*phew* I want to keep writing but I’m breaking my own rule that there should be more pictures than words. So I’ll just add that I also found a decent remedy for overexposed prints by removing corrosion from the photodiode located on the back of the shutter PCB board. Removing the corrosion allows more light to the photodiode which results in faster shutter speeds and less light being allowed for exposure. So now I’m trying to make it a habit to check the photodiodes for each repair. Although it’s more work and in some cases, with older cameras, there’s risk of delaminating a board it’s worth it in the long run knowing the camera goes back to the customer working properly.

We currently have 2 cameras up for sale on Ebay. Check em out sometime! OK… I’m done. Shop’s closed!

Here's a shot of the pickoff replacement in progress... final assembly is shown in the diagram.

Before and after of the photodiode cleaning...

These cameras are currently for sale and are in need of a good home!

Tuesday, August 5, 2014

Got a Few Cameras For Sale!

2 months without a post?... shame on me. 2 months without a post and no cameras to offer?... shame on me 2 times. Repairs have been keeping the shop moving lately and we just finished up a wonderful 2 weeks with family but I found a few days to build a few customs that need new homes.

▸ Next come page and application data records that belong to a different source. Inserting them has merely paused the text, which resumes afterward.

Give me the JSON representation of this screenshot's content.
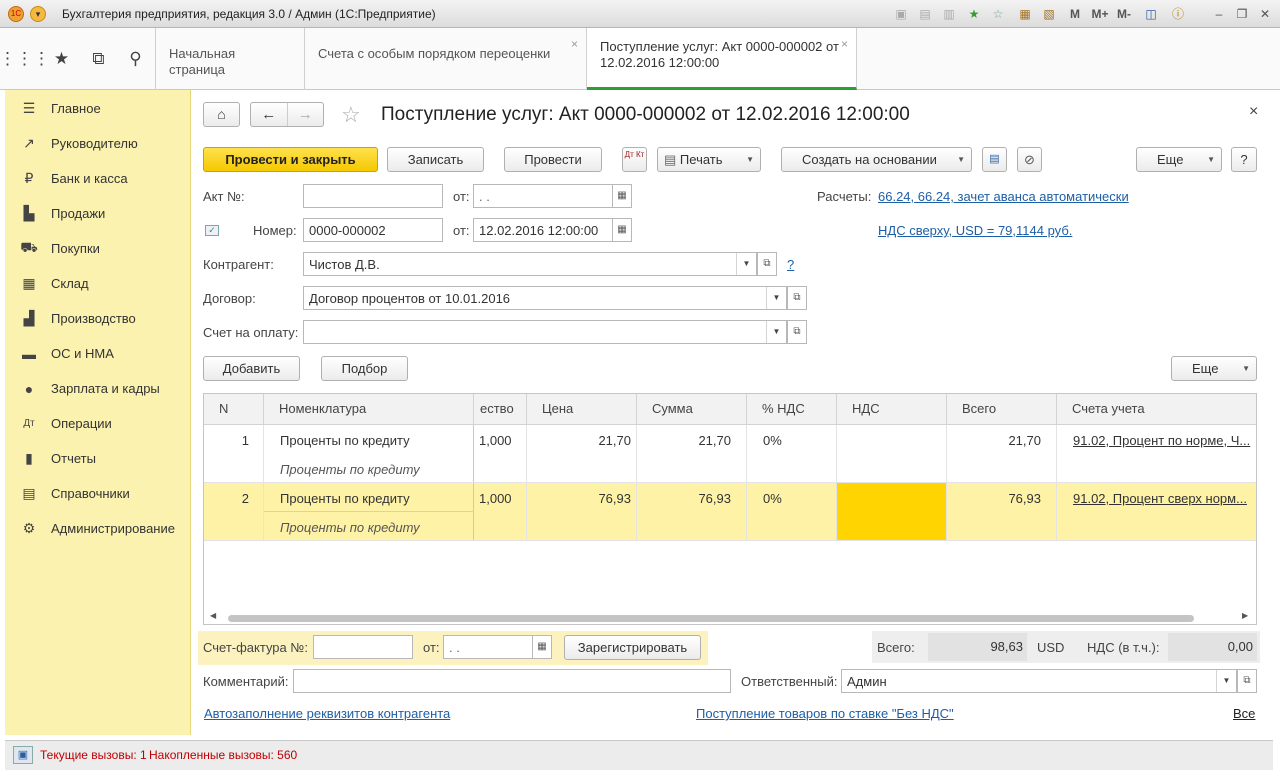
{
  "window": {
    "title": "Бухгалтерия предприятия, редакция 3.0 / Админ  (1С:Предприятие)",
    "tb_m": "M",
    "tb_mplus": "M+",
    "tb_mminus": "M-"
  },
  "tabs": [
    {
      "label": "Начальная страница"
    },
    {
      "label": "Счета с особым порядком переоценки",
      "close": "×"
    },
    {
      "label": "Поступление услуг: Акт 0000-000002 от 12.02.2016 12:00:00",
      "close": "×"
    }
  ],
  "sidebar": {
    "items": [
      {
        "label": "Главное",
        "icon": "menu-icon"
      },
      {
        "label": "Руководителю",
        "icon": "chart-line-icon"
      },
      {
        "label": "Банк и касса",
        "icon": "ruble-icon"
      },
      {
        "label": "Продажи",
        "icon": "bag-icon"
      },
      {
        "label": "Покупки",
        "icon": "cart-icon"
      },
      {
        "label": "Склад",
        "icon": "grid-icon"
      },
      {
        "label": "Производство",
        "icon": "factory-icon"
      },
      {
        "label": "ОС и НМА",
        "icon": "truck-icon"
      },
      {
        "label": "Зарплата и кадры",
        "icon": "person-icon"
      },
      {
        "label": "Операции",
        "icon": "dt-kt-icon"
      },
      {
        "label": "Отчеты",
        "icon": "bar-chart-icon"
      },
      {
        "label": "Справочники",
        "icon": "book-icon"
      },
      {
        "label": "Администрирование",
        "icon": "gear-icon"
      }
    ]
  },
  "form": {
    "title": "Поступление услуг: Акт 0000-000002 от 12.02.2016 12:00:00",
    "close": "×",
    "toolbar": {
      "post_close": "Провести и закрыть",
      "save": "Записать",
      "post": "Провести",
      "print": "Печать",
      "create_based": "Создать на основании",
      "more": "Еще",
      "help": "?",
      "dtkt": "Дт Кт"
    },
    "akt_label": "Акт №:",
    "akt_value": "",
    "from_label": "от:",
    "akt_date": " .  .",
    "number_label": "Номер:",
    "number_value": "0000-000002",
    "number_date": "12.02.2016 12:00:00",
    "raschety_label": "Расчеты:",
    "raschety_link": "66.24, 66.24, зачет аванса автоматически",
    "nds_link": "НДС сверху, USD = 79,1144 руб.",
    "kontragent_label": "Контрагент:",
    "kontragent_value": "Чистов Д.В.",
    "help_q": "?",
    "dogovor_label": "Договор:",
    "dogovor_value": "Договор процентов от 10.01.2016",
    "schet_label": "Счет на оплату:",
    "schet_value": "",
    "add_btn": "Добавить",
    "podbor_btn": "Подбор",
    "more_btn": "Еще"
  },
  "table": {
    "columns": [
      "N",
      "Номенклатура",
      "ество",
      "Цена",
      "Сумма",
      "% НДС",
      "НДС",
      "Всего",
      "Счета учета"
    ],
    "rows": [
      {
        "n": "1",
        "nom": "Проценты по кредиту",
        "nom2": "Проценты по кредиту",
        "qty": "1,000",
        "price": "21,70",
        "sum": "21,70",
        "vat_rate": "0%",
        "vat": "",
        "total": "21,70",
        "account": "91.02, Процент по норме, Ч..."
      },
      {
        "n": "2",
        "nom": "Проценты по кредиту",
        "nom2": "Проценты по кредиту",
        "qty": "1,000",
        "price": "76,93",
        "sum": "76,93",
        "vat_rate": "0%",
        "vat": "",
        "total": "76,93",
        "account": "91.02, Процент сверх норм..."
      }
    ]
  },
  "footer": {
    "invoice_label": "Счет-фактура №:",
    "invoice_value": "",
    "invoice_from": "от:",
    "invoice_date": " .  .",
    "register_btn": "Зарегистрировать",
    "total_label": "Всего:",
    "total_value": "98,63",
    "currency": "USD",
    "vat_label": "НДС (в т.ч.):",
    "vat_value": "0,00",
    "comment_label": "Комментарий:",
    "comment_value": "",
    "responsible_label": "Ответственный:",
    "responsible_value": "Админ",
    "autofill_link": "Автозаполнение реквизитов контрагента",
    "goods_link": "Поступление товаров по ставке \"Без НДС\"",
    "all_link": "Все"
  },
  "status": {
    "current": "Текущие вызовы: 1",
    "accumulated": "Накопленные вызовы: 560"
  },
  "colors": {
    "accent_yellow": "#f5c800",
    "sidebar_bg": "#fbf2b0",
    "link": "#1d5fa7",
    "status_red": "#c00000",
    "tab_active": "#2aa030"
  }
}
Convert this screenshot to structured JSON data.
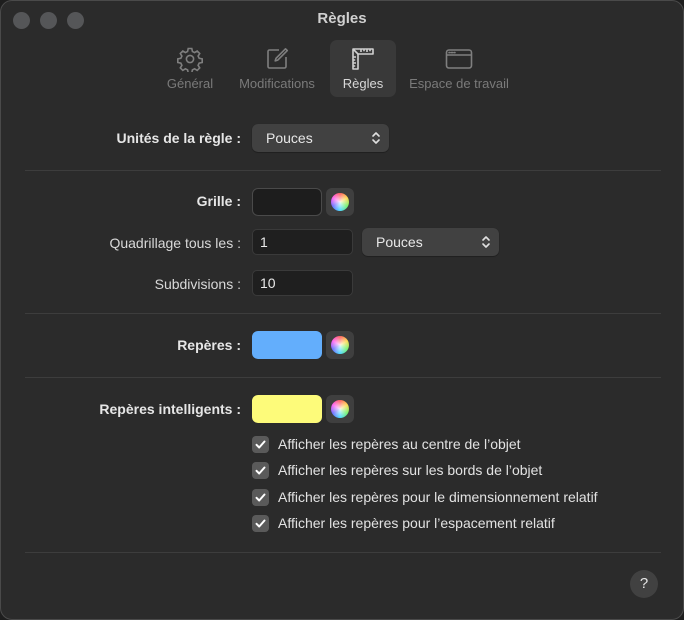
{
  "window": {
    "title": "Règles"
  },
  "toolbar": {
    "tabs": [
      {
        "label": "Général",
        "icon": "gear-icon",
        "selected": false
      },
      {
        "label": "Modifications",
        "icon": "edit-icon",
        "selected": false
      },
      {
        "label": "Règles",
        "icon": "ruler-icon",
        "selected": true
      },
      {
        "label": "Espace de travail",
        "icon": "window-icon",
        "selected": false
      }
    ]
  },
  "units": {
    "label": "Unités de la règle :",
    "value": "Pouces"
  },
  "grid": {
    "label": "Grille :",
    "color": "#1d1d1d",
    "spacing_label": "Quadrillage tous les :",
    "spacing_value": "1",
    "spacing_units": "Pouces",
    "subdivisions_label": "Subdivisions :",
    "subdivisions_value": "10"
  },
  "guides": {
    "label": "Repères :",
    "color": "#63aefc"
  },
  "smart_guides": {
    "label": "Repères intelligents :",
    "color": "#fdfb7a",
    "options": [
      {
        "label": "Afficher les repères au centre de l’objet",
        "checked": true
      },
      {
        "label": "Afficher les repères sur les bords de l’objet",
        "checked": true
      },
      {
        "label": "Afficher les repères pour le dimensionnement relatif",
        "checked": true
      },
      {
        "label": "Afficher les repères pour l’espacement relatif",
        "checked": true
      }
    ]
  },
  "help": {
    "label": "?"
  }
}
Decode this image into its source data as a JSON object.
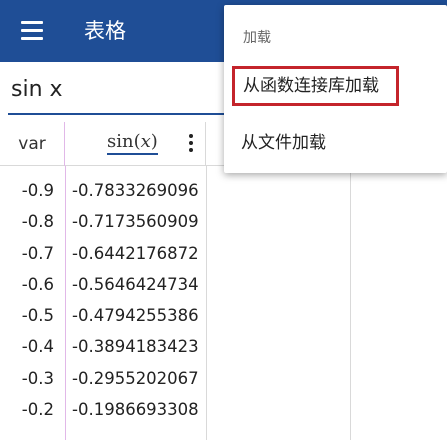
{
  "app_bar": {
    "title": "表格",
    "background": "#1f4e96"
  },
  "input": {
    "value": "sin x"
  },
  "table": {
    "columns": {
      "var": "var",
      "fn_prefix": "sin",
      "fn_paren_open": "(",
      "fn_var": "x",
      "fn_paren_close": ")"
    },
    "rows": [
      {
        "x": "-0.9",
        "y": "-0.7833269096"
      },
      {
        "x": "-0.8",
        "y": "-0.7173560909"
      },
      {
        "x": "-0.7",
        "y": "-0.6442176872"
      },
      {
        "x": "-0.6",
        "y": "-0.5646424734"
      },
      {
        "x": "-0.5",
        "y": "-0.4794255386"
      },
      {
        "x": "-0.4",
        "y": "-0.3894183423"
      },
      {
        "x": "-0.3",
        "y": "-0.2955202067"
      },
      {
        "x": "-0.2",
        "y": "-0.1986693308"
      }
    ]
  },
  "menu": {
    "header": "加载",
    "items": [
      "从函数连接库加载",
      "从文件加载"
    ],
    "highlight_color": "#c4242b"
  }
}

Up for sale are three beautiful SX-70s... a Model 1 with blue button, a white Model 2 with custom silicone green button, and a black Model 2 also with custom silicone green button. Each camera is shipped with an UNUSED MINT IN BOX case for 185.95 and includes our 60 day warranty (only on the cameras). Please send an email if interested and stay tuned for more updates. Shop's closed!

**all 3 cameras are sold... thanks!**

Wednesday, May 7, 2014

Happy Birthday Edwin Land - Where the Heck Have I Been?!?!?!

Happy New Year Everybody! And we’re already 4 months into it… way to keep up with things, Matt. For those who have returned to the site to check for updates it’s evident that I haven’t really been keeping up with posts as I have done in the past. I have a million excuses but a few reasons so I’ll share those instead. I have been swamped with my day job and newly developing projects. The company I work for is going through major changes and has required a bit more attention than ever. I work 8-5 and travel every other weekend so time dedicated to the shop is limited. So many repairs have been coming in that I’ve had to estimate a 2-3 week turnaround just to be safe. Needless to say I’m trying to balance shop time, work time, and life and in order to do so I’ve reduced my time in the shop by a few hours a week. I haven’t lost my passion for Polaroid cameras though and I still see it as a wonderful hobby. I’m still collecting and taking shots in between repairs. In fact, today is Edwin Land’s 105th birthday!!! Happy Birthday Doc! Woooo! So please, keep checking the blog and I’ll have some goodies to post very soon including some repairs that have been done over the last few months and plans for new customs coming up!

I have to point out that I missed a few emails in the last month. I tried to link my blogger emails to my work email and everything just got automatically dumped so I greatly apologize to those who had to wait a week for a response. I have the bug ironed out now and all is good.

So in the meantime… here’s a pic (lousy phone pic) of a Sonar I just finished up last night. They’re a bugger to clean up but they look very handsome when finished. Also one of my favorite pics of Dr. Land. Stay tuned for more updates. Shop’s closed!